A sharper screen means greater power consumption, so it could be a conscious trade-off by designers, but this is an area that's ripe for improvement. Apple made waves with its "retina" screens in the past and it's a natural area for the company to attack competitors.

The battery

On the subject of power, most of the new phones will require charging every day or at least every other day.

With Sony's Smartwatch 3, that's via a USB port on the back of the device -- a fiddly proposal. LG had a magnetic dock with built in charging terminals but Motorola has gone for wireless charging -- a much better idea for daily charging and something that's rumored to have been adopted by Apple.

The looks

It's difficult to pass judgement on something as subjective as looks. As with conventional watches, what's handsome to one person is ugly to another. But while styling differs, there's one thing constant: all the watches here are about a centimeter thick. That's perhaps expected for a new technology and an area that will certainly improve, but one that could significantly benefit the first company to make a thin and stylish watch.

Apple's famous industrial design is perhaps the one piece of its smartwatch that is most anticipated and it would be great if the company came up with something stylish and didn't imitate a wristwatch from the past. Who said a smartwatch had to look like a wristwatch anyway? One thing's for sure: whatever Apple comes up with, it will have plenty of imitators.

The protection

On a wrist and exposed to the elements all the time, protection from water and dust is important. A gadget's resistance to dust and water is signaled by an IP rating and on smartwatches there's a big range. At IP55, the Asus Zenwatch is only resistant to a little dust and water, while Sony's Smartwatch 3 is rated to IP68, which means dust won't get inside and it can be submerged in up to a meter of water with no problem.

Getting this right isn't perhaps as difficult as miniaturization, but it is a crucial area for Apple. The launch of a smartwatch would be ruined if people complain about scratches and wear and tear after a few days.

Martyn Williams covers mobile telecoms, Silicon Valley and general technology breaking news for The IDG News Service. Follow Martyn on Twitter at @martyn_williams. Martyn's e-mail address is martyn_williams@idg.com


Follow Us

Join the newsletter!

Or

Sign up to gain exclusive access to email subscriptions, event invitations, competitions, giveaways, and much more.

Membership is free, and your security and privacy remain protected. View our privacy policy before signing up.

Error: Please check your email address.

Tags MotorolaApplesonyIFAconsumer electronicsSamsung ElectronicsAsustek ComputerLG Electronics

Featured

Slideshows

The making of an MSSP: a blueprint for growth in NZ

The making of an MSSP: a blueprint for growth in NZ

Partners are actively building out security practices and services to match, yet remain challenged by a lack of guidance in the market. This exclusive Reseller News Roundtable - in association with Sophos - assessed the making of an MSSP, outlining the blueprint for growth and how partners can differentiate in New Zealand.

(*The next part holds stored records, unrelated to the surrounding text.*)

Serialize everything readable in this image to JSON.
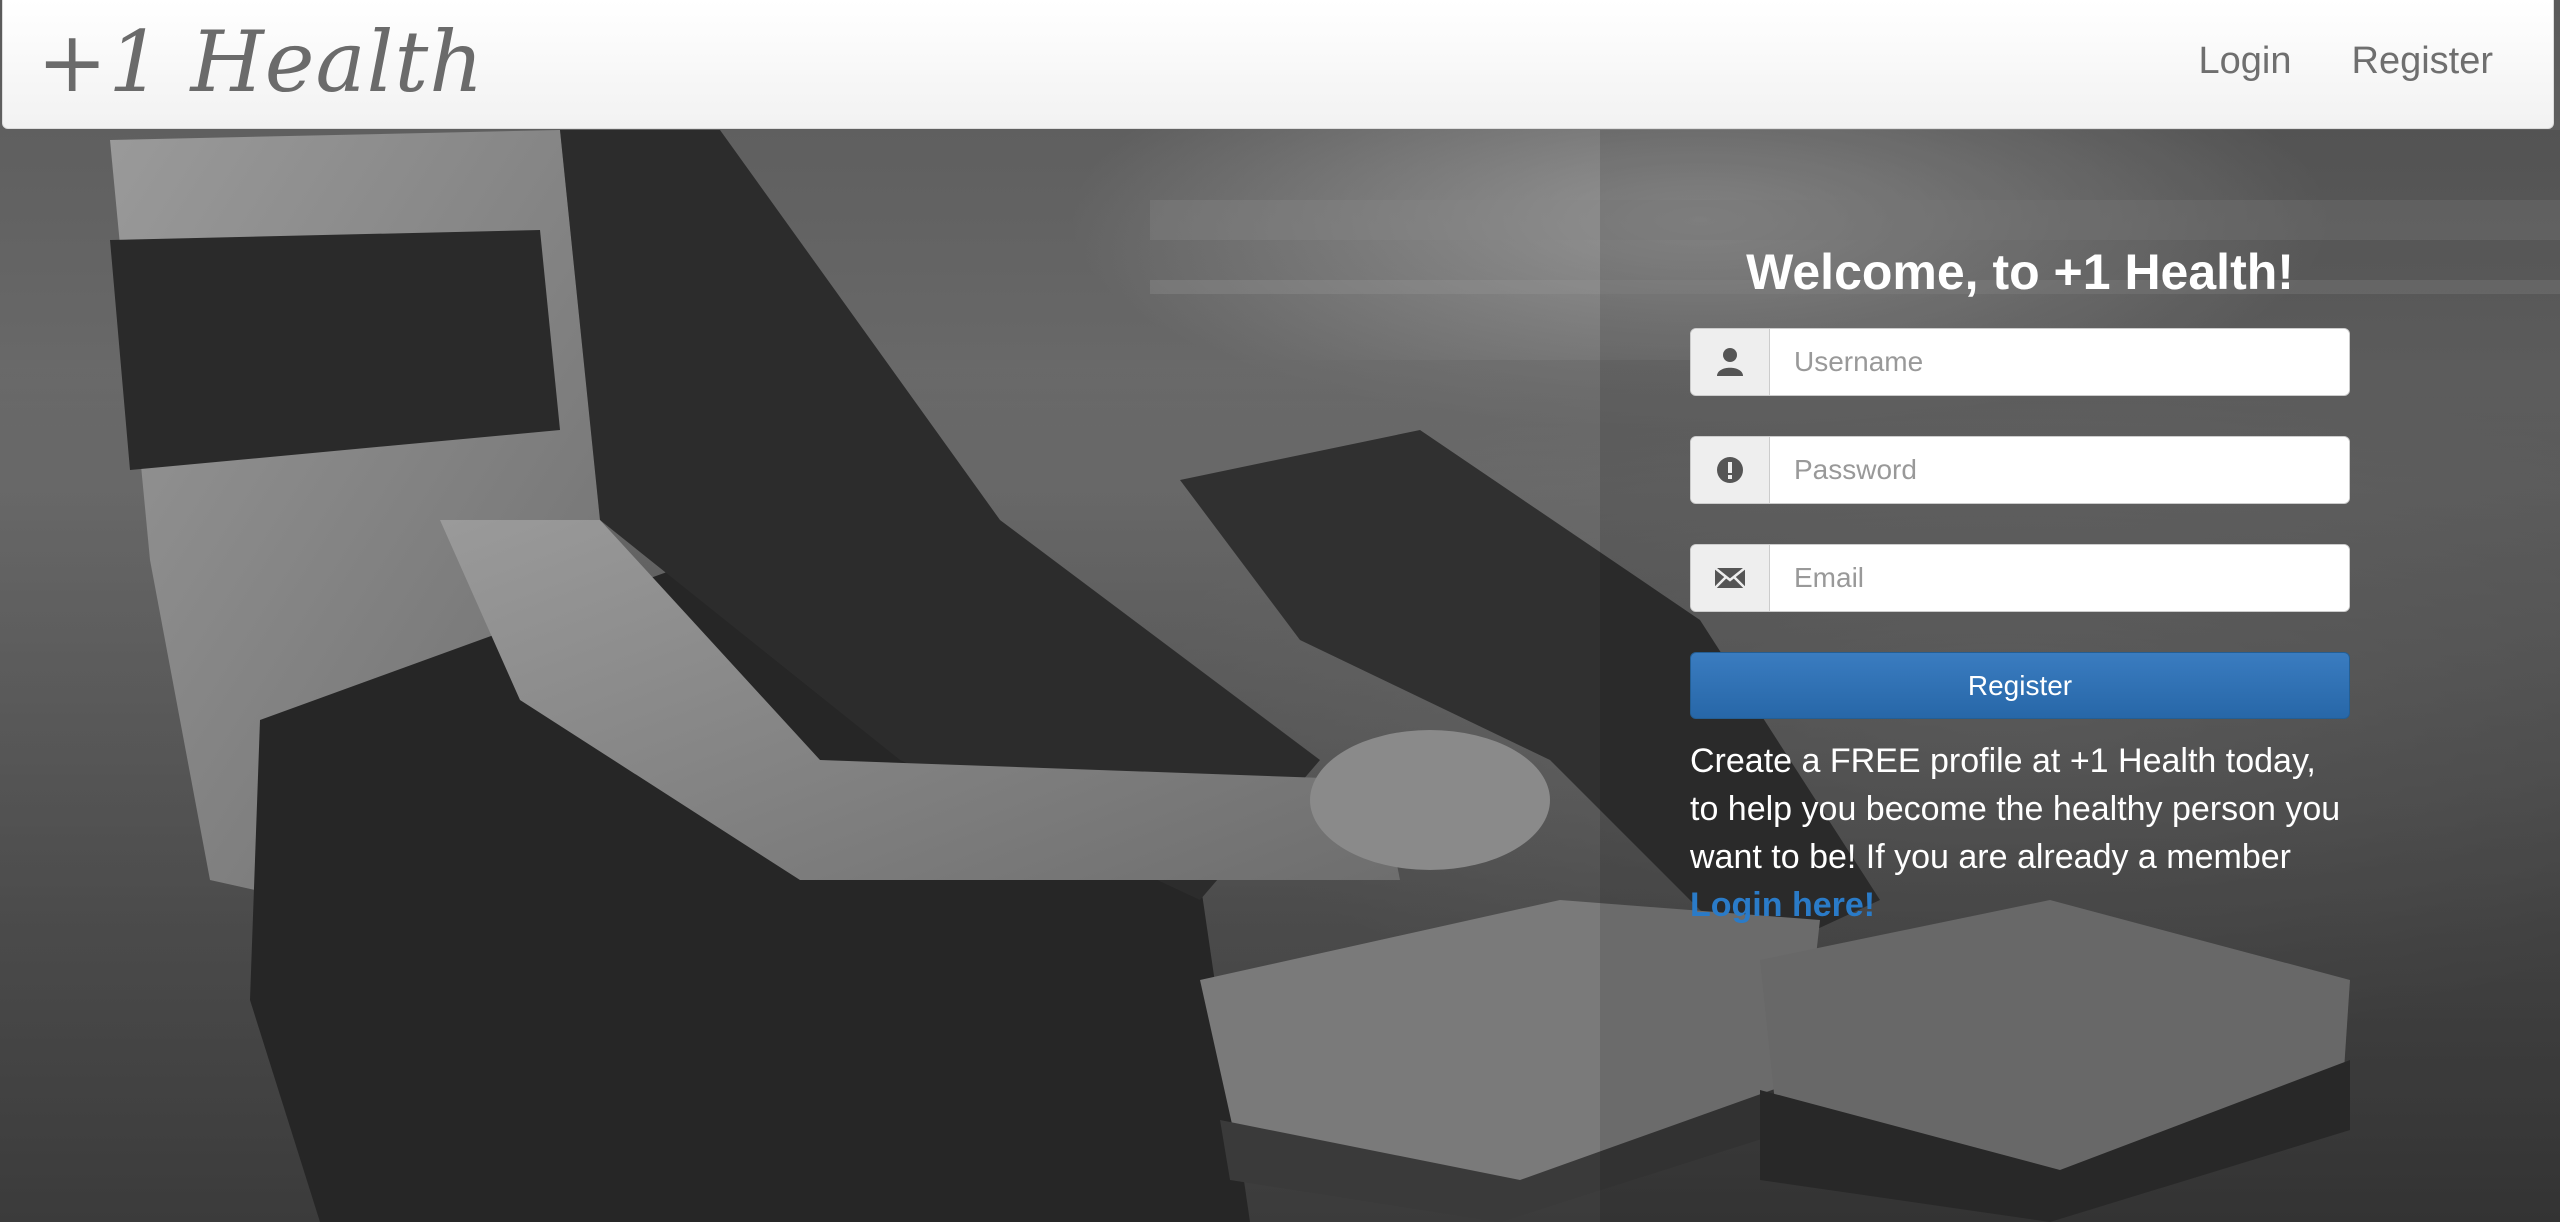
{
  "navbar": {
    "brand": "+1 Health",
    "links": [
      {
        "label": "Login"
      },
      {
        "label": "Register"
      }
    ]
  },
  "hero": {
    "image_description_icon": "runner-tying-shoe-photo"
  },
  "form": {
    "title": "Welcome, to +1 Health!",
    "fields": {
      "username": {
        "placeholder": "Username",
        "icon": "user-icon"
      },
      "password": {
        "placeholder": "Password",
        "icon": "exclamation-circle-icon"
      },
      "email": {
        "placeholder": "Email",
        "icon": "envelope-icon"
      }
    },
    "submit_label": "Register",
    "blurb_text": "Create a FREE profile at +1 Health today, to help you become the healthy person you want to be! If you are already a member ",
    "login_link": "Login here!"
  },
  "colors": {
    "primary": "#2a6cb0",
    "link": "#2a7bc8"
  }
}
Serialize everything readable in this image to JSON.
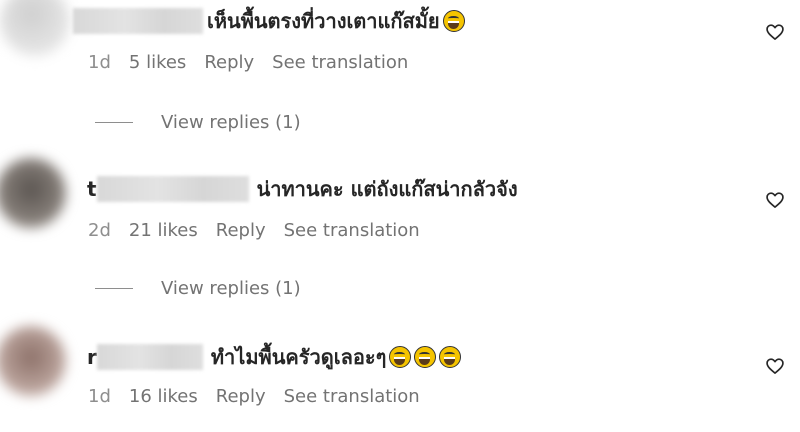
{
  "comments": [
    {
      "username_initial": "",
      "text": "เห็นพื้นตรงที่วางเตาแก๊สมั้ย",
      "emoji_count": 1,
      "time": "1d",
      "likes": "5 likes",
      "reply": "Reply",
      "translation": "See translation",
      "view_replies": "View replies (1)",
      "like_icon": "heart-outline-icon"
    },
    {
      "username_initial": "t",
      "text": "น่าทานคะ แต่ถังแก๊สน่ากลัวจัง",
      "emoji_count": 0,
      "time": "2d",
      "likes": "21 likes",
      "reply": "Reply",
      "translation": "See translation",
      "view_replies": "View replies (1)",
      "like_icon": "heart-outline-icon"
    },
    {
      "username_initial": "r",
      "text": "ทำไมพื้นครัวดูเลอะๆ",
      "emoji_count": 3,
      "time": "1d",
      "likes": "16 likes",
      "reply": "Reply",
      "translation": "See translation",
      "like_icon": "heart-outline-icon"
    }
  ],
  "colors": {
    "text_primary": "#262626",
    "text_secondary": "#737373",
    "emoji_face": "#f5c400"
  }
}
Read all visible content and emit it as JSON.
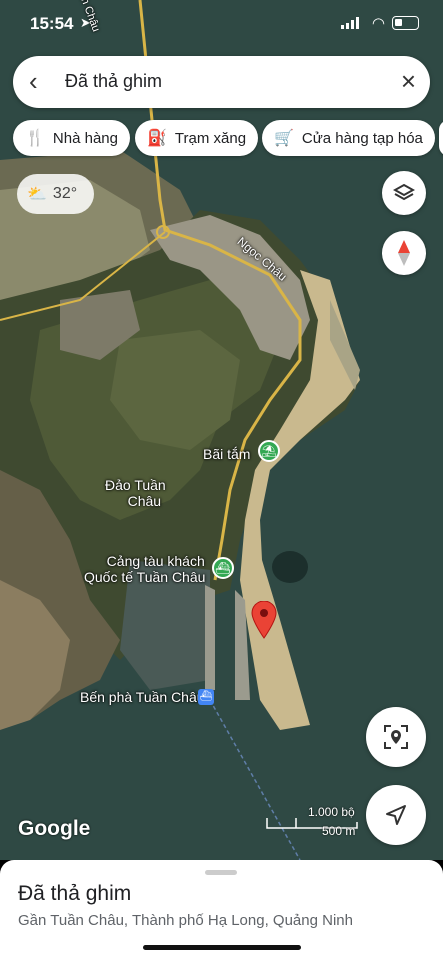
{
  "status_bar": {
    "time": "15:54"
  },
  "search": {
    "query": "Đã thả ghim"
  },
  "chips": [
    {
      "label": "Nhà hàng",
      "icon": "restaurant-icon"
    },
    {
      "label": "Trạm xăng",
      "icon": "gas-station-icon"
    },
    {
      "label": "Cửa hàng tạp hóa",
      "icon": "cart-icon"
    }
  ],
  "weather": {
    "temp": "32°",
    "icon": "partly-cloudy-icon"
  },
  "map_labels": {
    "road": "Ngọc Châu",
    "beach": "Bãi tắm",
    "island_line1": "Đảo Tuần",
    "island_line2": "Châu",
    "port_line1": "Cảng tàu khách",
    "port_line2": "Quốc tế Tuần Châu",
    "ferry": "Bến phà Tuần Châu",
    "road_top": "Tuần Châu"
  },
  "scale": {
    "upper": "1.000 bộ",
    "lower": "500 m"
  },
  "attribution": "Google",
  "colors": {
    "water": "#2f4a44",
    "pin": "#ea4335",
    "poi_green": "#34a853",
    "ferry_blue": "#4285f4"
  },
  "place": {
    "title": "Đã thả ghim",
    "subtitle": "Gần Tuần Châu, Thành phố Hạ Long, Quảng Ninh"
  }
}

The making of an MSSP: a blueprint for growth in NZ
Reseller News Platinum Club celebrates leading partners in 2018

Reseller News Platinum Club celebrates leading partners in 2018

The leading players of the New Zealand channel came together to celebrate a year of achievement at the inaugural Reseller News Platinum Club lunch in Auckland. Following the Reseller News Innovation Awards, Platinum Club provides a platform to showcase the top performing partners and start-ups of the past 12 months, with more than ​​50 organisations in the spotlight.​​​

Reseller News Platinum Club celebrates leading partners in 2018
Meet the top performing HP partners in NZ

Meet the top performing HP partners in NZ

HP has honoured its leading partners in New Zealand during 2018, following 12 months of growth through the local channel. Unveiled during the fourth running of the ceremony in Auckland, the awards recognise and celebrate excellence, growth, consistency and engagement of standout Kiwi partners.

Meet the top performing HP partners in NZ
Show Comments